__Problem__: Search the records below for the word "Rate", then return every line where it appears.

__Extracted entries__:

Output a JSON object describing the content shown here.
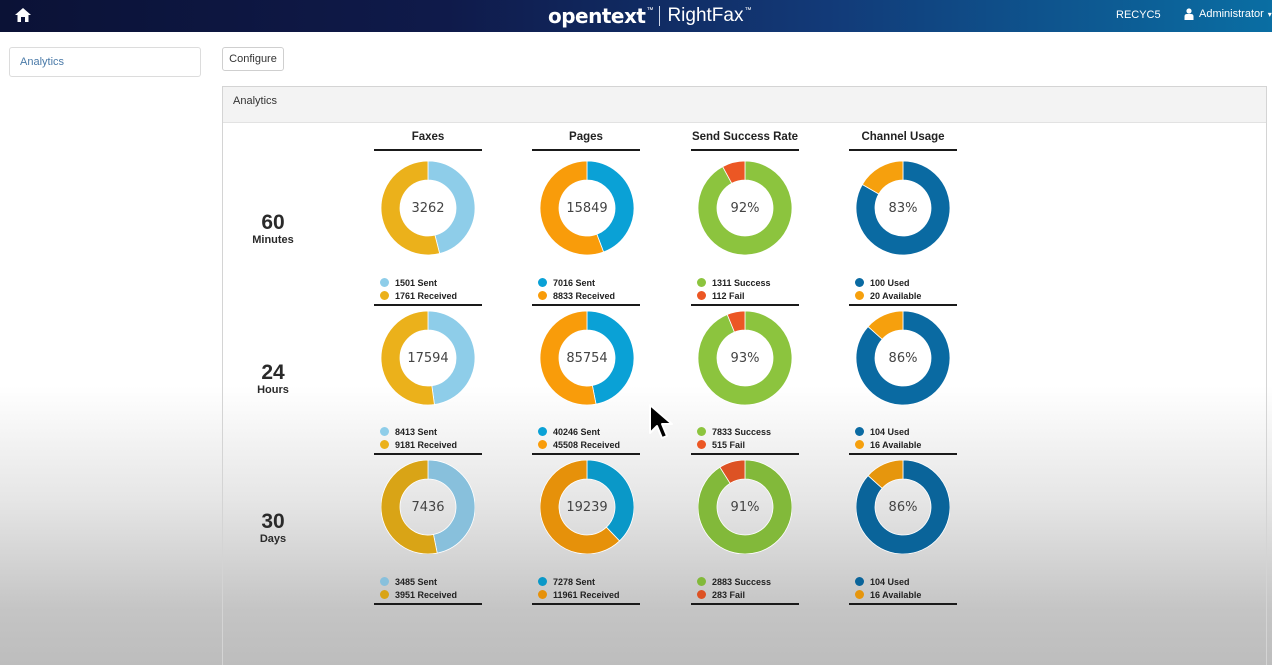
{
  "topbar": {
    "home_icon": "home-icon",
    "brand_name": "opentext",
    "brand_tm": "™",
    "product_name": "RightFax",
    "product_tm": "™",
    "server_name": "RECYC5",
    "user_icon": "user-icon",
    "user_name": "Administrator",
    "user_caret": "▾"
  },
  "sidebar": {
    "items": [
      {
        "label": "Analytics"
      }
    ]
  },
  "toolbar": {
    "configure_label": "Configure"
  },
  "panel": {
    "title": "Analytics"
  },
  "columns": [
    {
      "title": "Faxes"
    },
    {
      "title": "Pages"
    },
    {
      "title": "Send Success Rate"
    },
    {
      "title": "Channel Usage"
    }
  ],
  "rows": [
    {
      "number": "60",
      "unit": "Minutes",
      "charts": [
        {
          "center": "3262",
          "segments": [
            {
              "label": "1501 Sent",
              "value": 1501,
              "color": "#8ecde9"
            },
            {
              "label": "1761 Received",
              "value": 1761,
              "color": "#ebb11b"
            }
          ]
        },
        {
          "center": "15849",
          "segments": [
            {
              "label": "7016 Sent",
              "value": 7016,
              "color": "#0aa1d6"
            },
            {
              "label": "8833 Received",
              "value": 8833,
              "color": "#f99c0a"
            }
          ]
        },
        {
          "center": "92%",
          "segments": [
            {
              "label": "1311 Success",
              "value": 1311,
              "color": "#8cc43e"
            },
            {
              "label": "112 Fail",
              "value": 112,
              "color": "#ec5724"
            }
          ]
        },
        {
          "center": "83%",
          "segments": [
            {
              "label": "100 Used",
              "value": 100,
              "color": "#0a6aa2"
            },
            {
              "label": "20 Available",
              "value": 20,
              "color": "#f6a00d"
            }
          ]
        }
      ]
    },
    {
      "number": "24",
      "unit": "Hours",
      "charts": [
        {
          "center": "17594",
          "segments": [
            {
              "label": "8413 Sent",
              "value": 8413,
              "color": "#8ecde9"
            },
            {
              "label": "9181 Received",
              "value": 9181,
              "color": "#ebb11b"
            }
          ]
        },
        {
          "center": "85754",
          "segments": [
            {
              "label": "40246 Sent",
              "value": 40246,
              "color": "#0aa1d6"
            },
            {
              "label": "45508 Received",
              "value": 45508,
              "color": "#f99c0a"
            }
          ]
        },
        {
          "center": "93%",
          "segments": [
            {
              "label": "7833 Success",
              "value": 7833,
              "color": "#8cc43e"
            },
            {
              "label": "515 Fail",
              "value": 515,
              "color": "#ec5724"
            }
          ]
        },
        {
          "center": "86%",
          "segments": [
            {
              "label": "104 Used",
              "value": 104,
              "color": "#0a6aa2"
            },
            {
              "label": "16 Available",
              "value": 16,
              "color": "#f6a00d"
            }
          ]
        }
      ]
    },
    {
      "number": "30",
      "unit": "Days",
      "charts": [
        {
          "center": "7436",
          "segments": [
            {
              "label": "3485 Sent",
              "value": 3485,
              "color": "#88c0dc"
            },
            {
              "label": "3951 Received",
              "value": 3951,
              "color": "#d9a416"
            }
          ]
        },
        {
          "center": "19239",
          "segments": [
            {
              "label": "7278 Sent",
              "value": 7278,
              "color": "#0a98c8"
            },
            {
              "label": "11961 Received",
              "value": 11961,
              "color": "#e6910a"
            }
          ]
        },
        {
          "center": "91%",
          "segments": [
            {
              "label": "2883 Success",
              "value": 2883,
              "color": "#82b93a"
            },
            {
              "label": "283 Fail",
              "value": 283,
              "color": "#dd5224"
            }
          ]
        },
        {
          "center": "86%",
          "segments": [
            {
              "label": "104 Used",
              "value": 104,
              "color": "#0a649a"
            },
            {
              "label": "16 Available",
              "value": 16,
              "color": "#e6960d"
            }
          ]
        }
      ]
    }
  ],
  "chart_data": [
    {
      "type": "pie",
      "title": "Faxes - 60 Minutes",
      "center_label": "3262",
      "categories": [
        "Sent",
        "Received"
      ],
      "values": [
        1501,
        1761
      ]
    },
    {
      "type": "pie",
      "title": "Pages - 60 Minutes",
      "center_label": "15849",
      "categories": [
        "Sent",
        "Received"
      ],
      "values": [
        7016,
        8833
      ]
    },
    {
      "type": "pie",
      "title": "Send Success Rate - 60 Minutes",
      "center_label": "92%",
      "categories": [
        "Success",
        "Fail"
      ],
      "values": [
        1311,
        112
      ]
    },
    {
      "type": "pie",
      "title": "Channel Usage - 60 Minutes",
      "center_label": "83%",
      "categories": [
        "Used",
        "Available"
      ],
      "values": [
        100,
        20
      ]
    },
    {
      "type": "pie",
      "title": "Faxes - 24 Hours",
      "center_label": "17594",
      "categories": [
        "Sent",
        "Received"
      ],
      "values": [
        8413,
        9181
      ]
    },
    {
      "type": "pie",
      "title": "Pages - 24 Hours",
      "center_label": "85754",
      "categories": [
        "Sent",
        "Received"
      ],
      "values": [
        40246,
        45508
      ]
    },
    {
      "type": "pie",
      "title": "Send Success Rate - 24 Hours",
      "center_label": "93%",
      "categories": [
        "Success",
        "Fail"
      ],
      "values": [
        7833,
        515
      ]
    },
    {
      "type": "pie",
      "title": "Channel Usage - 24 Hours",
      "center_label": "86%",
      "categories": [
        "Used",
        "Available"
      ],
      "values": [
        104,
        16
      ]
    },
    {
      "type": "pie",
      "title": "Faxes - 30 Days",
      "center_label": "7436",
      "categories": [
        "Sent",
        "Received"
      ],
      "values": [
        3485,
        3951
      ]
    },
    {
      "type": "pie",
      "title": "Pages - 30 Days",
      "center_label": "19239",
      "categories": [
        "Sent",
        "Received"
      ],
      "values": [
        7278,
        11961
      ]
    },
    {
      "type": "pie",
      "title": "Send Success Rate - 30 Days",
      "center_label": "91%",
      "categories": [
        "Success",
        "Fail"
      ],
      "values": [
        2883,
        283
      ]
    },
    {
      "type": "pie",
      "title": "Channel Usage - 30 Days",
      "center_label": "86%",
      "categories": [
        "Used",
        "Available"
      ],
      "values": [
        104,
        16
      ]
    }
  ]
}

__Task response__:
      "title": "Send Success Rate"
      "title": "Send Success Rate - 60 Minutes",
      "title": "Send Success Rate - 24 Hours",
      "title": "Send Success Rate - 30 Days",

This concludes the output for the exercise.